Described in the Wall Street Journal as ‘one of Britain’s most distinguished classical harpsichordists,’ Jane Chapman is equally passionate about baroque and contemporary music, and is involved in cutting-edge collaborations with ground-breaking musicians and visual artists, exploring innovative approaches to performance.
In the second week of this year’s Arts & Humanities festival, Jane will be leading a concert of early music called The Transforming Power of Music: madness, magic and ecstasy, performing four unique pieces.
Joseph Kuhnau (Bach’s predecessor at St Thomas Church, Leipzig) paints a vivid and dramatic picture of Saul’s restored peace of mind from a state of melancholia and madness, through the magic of David’s harp playing in his Biblical Sonata. The harpsichord becomes a giant musical box in Walzing in the Ether by Stephen Montague. Philip Glass’s Metamorphoses, composed originally for a staging of Kafka’s work, induces an hypnotic trance, and Handel’s ornately decorated Air and increasingly virtuosic variations from Suite No.3 transforms a simple chord structure.
In this short podcast, Jane talks about her recent concert and symposium, held in the Strand Campus Chapel on Friday 18 May. Performing with her harpsichord, she played musical pieces from William Hamilton Bird’s Oriental Miscellany (1789). The publication was the first collection of Indian music transcribed from live performance into Western notation and adapted for harpsichord. Jane also explains that the Oriental Miscellany is a cross-section of art, culture and music and dance performance practice in late 18th and early 19th Century India.
Full details of this event and the many others that make up this year’s festival can be found on the King’s College London website.

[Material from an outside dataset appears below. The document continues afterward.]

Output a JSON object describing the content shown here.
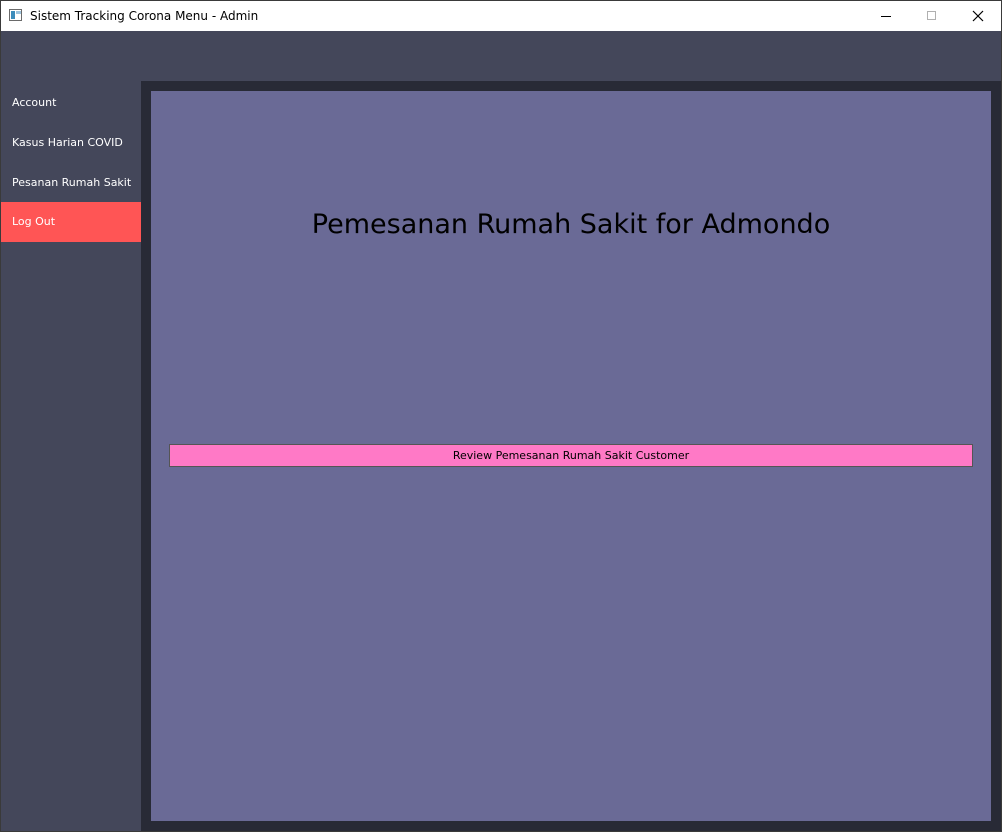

To book tickets, please see our Eventbrite page. But be quick: some events have already sold out!